From Middle English tide, from Old English tīd (“time, period, season, while; hour; feast-day, festal-tide; canonical hour or service”), from Proto-Germanic *tīdiz (“time, period”), from Proto-Indo-European *déh₂itis (“time, period”), from Proto-Indo-European *deh₂y- (“to divide”). Cognate with Scots tide, tyde (“moment, time, occasion, period, tide”), North Frisian tid (“time”), West Frisian tiid (“time, while”), Dutch tijd (“time”), Dutch tij, getij (“tide of the sea”), Low German Tied, Tiet (“time”), Low German Tide (“tide of the sea”), German Zeit (“time”), Danish tid (“time”), Swedish tid (“time”), Icelandic tíð (“time”), Albanian ditë (“day”), Old Armenian տի (ti, “age”), Kurdish dem (“time”). Related to time.
tide (plural tides)
- The periodic change of the sea level, particularly when caused by the gravitational influence of the sun and the moon.
- A stream, current or flood.
- c. 1605–1608, William Shakespeare, “The Life of Tymon of Athens”, in Mr. William Shakespeares Comedies, Histories, & Tragedies: Published According to the True Originall Copies (First Folio), London: Printed by Isaac Iaggard, and Ed[ward] Blount, published 1623, OCLC 606515358, [Act III, scene iv], page 88, column 1:
- Go I charge thee, inuite them all, let in the tide / Of Knaues once more: my Cook and Ile provide.
- (chronology, obsolete, except in liturgy) Time, notably anniversary, period or season linked to an ecclesiastical feast.
- (regional, archaic) A time.
- The doctor's no good this tide.
- (regional, archaic) A point or period of time identified or described by a qualifier (found in compounds).
- Eventide, noontide, morrowtide, nighttide, moon-tide, harvest-tide, wintertide, summertide, springtide, autumn-tide etc.,.
- (mining) The period of twelve hours.
- Something which changes like the tides of the sea.
- Tendency or direction of causes, influences, or events; course; current.
- 1599, William Shakespeare, “The Tragedie of Ivlivs Cæsar”, in Mr. William Shakespeares Comedies, Histories, & Tragedies: Published According to the True Originall Copies (First Folio), London: Printed by Isaac Iaggard, and Ed[ward] Blount, published 1623, OCLC 606515358, [Act IV, scene iii]:
- There is a tide in the affairs of men, / Which, taken at the flood, leads on to fortune [...]
- (obsolete) Violent confluence
- (Can we find and add a quotation of Francis Bacon to this entry?)
- astronomical tide
- atmospheric tide
- ebb tide
- gravitational tide
- high tide
- hurricane tide
- inferior tide
- king tide
- land tide
- low tide
- neap tide
- oceanic tide
- red tide
- rip tide
- spring tide
- storm tide
- terrestrial tide
- thermal tide
- tidal wave
- tide day
- tide crack
- tide current
- tide dial
- tide duty
- tide gate
- tide gauge
- tide harbour, tide harbor
- tide hour
- tide land
- tidelands oil
- tide lock
- tide mark
- tide mill
- tide pole
- tide pool
- tide power
- tide predictor
- tide railroad
- tide rip
- tide rock
- tide rode
- tide runner
- tide stream
- tide table
- tide waiter, tidewaiter
- tidewater, tide water
- tide wave
- tide way
- tide wheel
- work double tides
- The translations below need to be checked and inserted above into the appropriate translation tables, removing any numbers.
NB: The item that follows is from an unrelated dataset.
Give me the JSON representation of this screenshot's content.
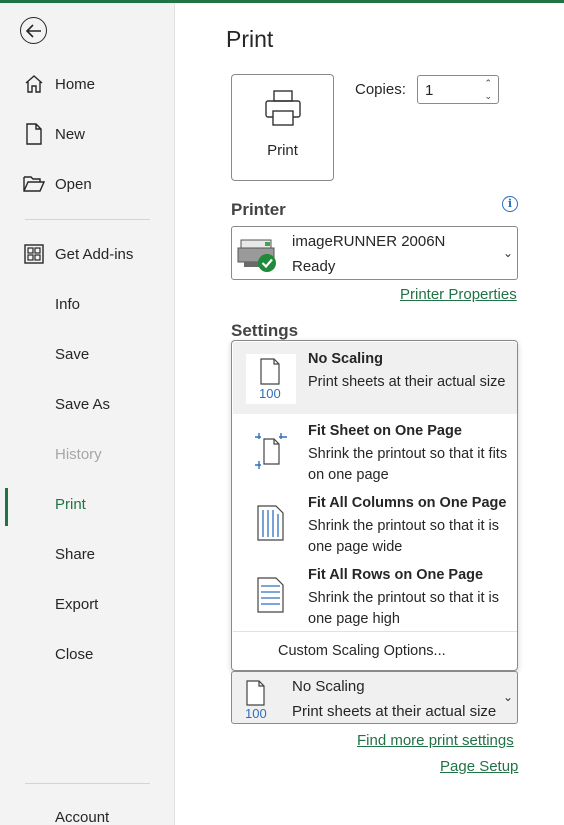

Numbers do not necessarily match those in definitions. See instructions at Wiktionary:Entry layout#Translations.
- (transitive) To cause to float with the tide; to drive or carry with the tide or stream.
- They are tided down the stream.
- (intransitive) To pour a tide or flood.
- The ocean tided most impressively.
- (intransitive, nautical) To work into or out of a river or harbor by drifting with the tide and anchoring when it becomes adverse.
- (intransitive, obsolete) To happen, occur.
- 1779, David Dalrymple, Annals of Scotland, volume II, page 121:
- I wit not what may tide us here
- A time (period), season.
- This lusty summer’s tide — Geoffrey Chaucer
|Seasons in Old English · tīde (layout · text)|
|lencten (“spring”)||sumor (“summer”)||hærfest (“autumn”)||winter (“winter”)|